There are freedoms and challenges in life that are unique to creative people. Aside from navigating the basic human roller coaster, a life in art can involve extra fun ranging from the financial, to volatile family dynamics, the vagaries of fickle muses, and sustaining the balance between self-confidence and ego -- whether in the face of adversity or great success. Now a new documentary shows audiences the peaks and valleys behind the curtain of the creative life, from the point of view of some of the most popular independent artists in the world.
For the last two years, renowned portrait photographer Allan Amato has been traveling the world, applying the artistic vision and taste for ambitious storytelling familiar in his own celebrity and editorial work to instead depicting fine artists from all over the map -- geographically and stylistically. Having captured the artists' likenesses, Amato then turns the tables, asking them to in turn reinterpret themselves by modifying his portraits of them.

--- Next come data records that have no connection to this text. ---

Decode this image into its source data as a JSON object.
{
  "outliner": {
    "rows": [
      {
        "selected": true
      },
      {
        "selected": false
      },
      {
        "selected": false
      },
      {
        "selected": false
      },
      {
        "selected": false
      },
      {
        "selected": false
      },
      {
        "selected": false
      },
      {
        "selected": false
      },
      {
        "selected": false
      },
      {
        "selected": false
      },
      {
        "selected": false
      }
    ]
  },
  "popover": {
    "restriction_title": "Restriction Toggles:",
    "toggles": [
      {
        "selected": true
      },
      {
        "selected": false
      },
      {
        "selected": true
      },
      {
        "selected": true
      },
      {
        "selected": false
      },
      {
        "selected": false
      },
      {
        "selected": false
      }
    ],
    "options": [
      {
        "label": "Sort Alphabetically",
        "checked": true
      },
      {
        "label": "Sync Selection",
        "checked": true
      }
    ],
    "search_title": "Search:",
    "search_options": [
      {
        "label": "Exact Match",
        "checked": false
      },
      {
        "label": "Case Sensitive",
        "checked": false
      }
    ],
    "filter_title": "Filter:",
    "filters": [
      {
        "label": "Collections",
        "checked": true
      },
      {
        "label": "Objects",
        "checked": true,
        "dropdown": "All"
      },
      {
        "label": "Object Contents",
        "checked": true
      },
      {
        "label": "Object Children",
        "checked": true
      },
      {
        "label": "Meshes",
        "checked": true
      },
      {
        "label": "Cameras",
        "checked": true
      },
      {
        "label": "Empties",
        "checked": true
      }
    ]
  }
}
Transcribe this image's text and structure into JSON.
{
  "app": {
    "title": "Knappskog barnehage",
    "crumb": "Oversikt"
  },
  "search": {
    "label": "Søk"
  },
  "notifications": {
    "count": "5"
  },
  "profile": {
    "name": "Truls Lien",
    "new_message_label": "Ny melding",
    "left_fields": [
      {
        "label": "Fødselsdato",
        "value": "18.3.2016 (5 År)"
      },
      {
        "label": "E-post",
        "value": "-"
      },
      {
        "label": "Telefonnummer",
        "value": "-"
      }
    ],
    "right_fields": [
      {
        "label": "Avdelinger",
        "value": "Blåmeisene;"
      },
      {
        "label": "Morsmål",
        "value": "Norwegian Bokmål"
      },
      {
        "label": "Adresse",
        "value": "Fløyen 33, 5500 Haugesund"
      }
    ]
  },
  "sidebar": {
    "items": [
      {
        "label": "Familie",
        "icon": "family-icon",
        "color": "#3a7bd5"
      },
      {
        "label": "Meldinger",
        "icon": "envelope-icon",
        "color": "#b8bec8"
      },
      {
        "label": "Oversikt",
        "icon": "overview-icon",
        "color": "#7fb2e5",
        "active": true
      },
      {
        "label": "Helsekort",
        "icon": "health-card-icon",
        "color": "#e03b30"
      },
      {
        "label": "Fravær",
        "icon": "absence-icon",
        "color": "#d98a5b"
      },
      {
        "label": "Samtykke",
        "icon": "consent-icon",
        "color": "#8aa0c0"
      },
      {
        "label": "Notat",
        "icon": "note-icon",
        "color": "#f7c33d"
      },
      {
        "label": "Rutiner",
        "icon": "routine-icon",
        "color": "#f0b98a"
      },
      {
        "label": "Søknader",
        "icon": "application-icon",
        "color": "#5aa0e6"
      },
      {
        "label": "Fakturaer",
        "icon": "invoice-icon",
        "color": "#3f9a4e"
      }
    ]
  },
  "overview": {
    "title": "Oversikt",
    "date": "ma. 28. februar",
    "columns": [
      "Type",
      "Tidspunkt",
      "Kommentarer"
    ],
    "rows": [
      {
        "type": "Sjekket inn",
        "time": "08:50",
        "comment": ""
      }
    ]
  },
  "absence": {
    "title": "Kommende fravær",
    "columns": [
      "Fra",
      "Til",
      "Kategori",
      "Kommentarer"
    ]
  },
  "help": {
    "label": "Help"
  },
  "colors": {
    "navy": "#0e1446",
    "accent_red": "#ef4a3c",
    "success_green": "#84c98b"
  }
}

The results are vivacious, emotional, eclectic, and profound -- and thankfully, will be collected in a giant book from Baby Tattoo Publishing this November, along with a gallery show at La Luz de Jesus opening December 5th.
Temple of Art is the film documenting this elaborate and inventive process, which now involves some 52 artists, and will be Executive Produced by John Schnepp of Metalocalypse and The Venture Bros along with author Neil Gaiman and Amanda Palmer of The Dresden Dolls. Will be, that is, if we all chip in on Kickstarter. Though it seems like the kind of thing that Amato will see through to the end no matter what, I'm sure he could use some help paying for it. Go do that right now.
There was a packed panel discussion at Comic-Con featuring Jason Shawn Alexander, Dave McKean, Kent Williams, David Mack, Bill Sienkiewicz, Grant Morrison, Stephanie Inagaki, Barron Storey, and Ryan Graff and hosted by producer John Shnepp. The artists had a lively discussion recounting early experiences that shaped how they became involved in art and how they approach creativity -- and all of their experiences have been surprisingly (or perhaps not surprisingly) different. Stephanie Inagaki, for instance, had parents very encouraging of her creative pursuits and couldn't imagine not doing art, while Bill Sienkiewicz's father wanted him to be an electrician. Jason Shawn Alexander admits his father drew a lot and it became a bonding point between them -- a basis for their connection. Grant Morrison's creativity, ironically, was born of a kind of utilitarian need: since his parents could not afford the family any luxuries, Grant had to learn to make his own toys. All of the artists had fascinating experiences, and what informs, inspires, and motivates them. And how they've hacked a life that is both sustained and intensified by making art. If it was any indication of what we can expect from the film, it's going to be phenomenal.
Following is a list of the artists participating. I was thrilled to see such a wide scope that included brand new (to me at least!) talents alongside folks I know and love -- and even some I'd written about over the years: Barron Storey, Bill Sienkiewicz, Brian Thies, Christian Shillito, Christine Wu, Coop, Dadushin, Dan Quintana, Danni Shinya, Dave McKean, Dave Stoupakis, David Mack, Dongyun Lee, Dorian Iten, Gail Potocki, Greg Ruth, Hueman, Jasmine Worth, Jason Shawn Alexander, JAW Cooper, Jenna Gibson, Jensine Eckwall, Jim Mahfood, John Malloy, Jon Burgerman, Junko Mizuno, Justin Volz, Karen Hsiao, Kellesimone Waits, Ken Garduno, Kent Williams, Kozyndan, Kurt Huggins, Kyle Stecker, Marc Scheff, Matthew Bone, Matthew Levin, Nicole Maloof, Ping Zhu, Rebecca Guay, Roman Dirge, Rovina Cai, Satine Phoenix, Scott Fischer, Shaun Berke, Soey Milk, Stephanie Inagaki, Teresa Fischer, Vincent Castiglia, You Jung Byun, Zak Smith, and Zelda Devon.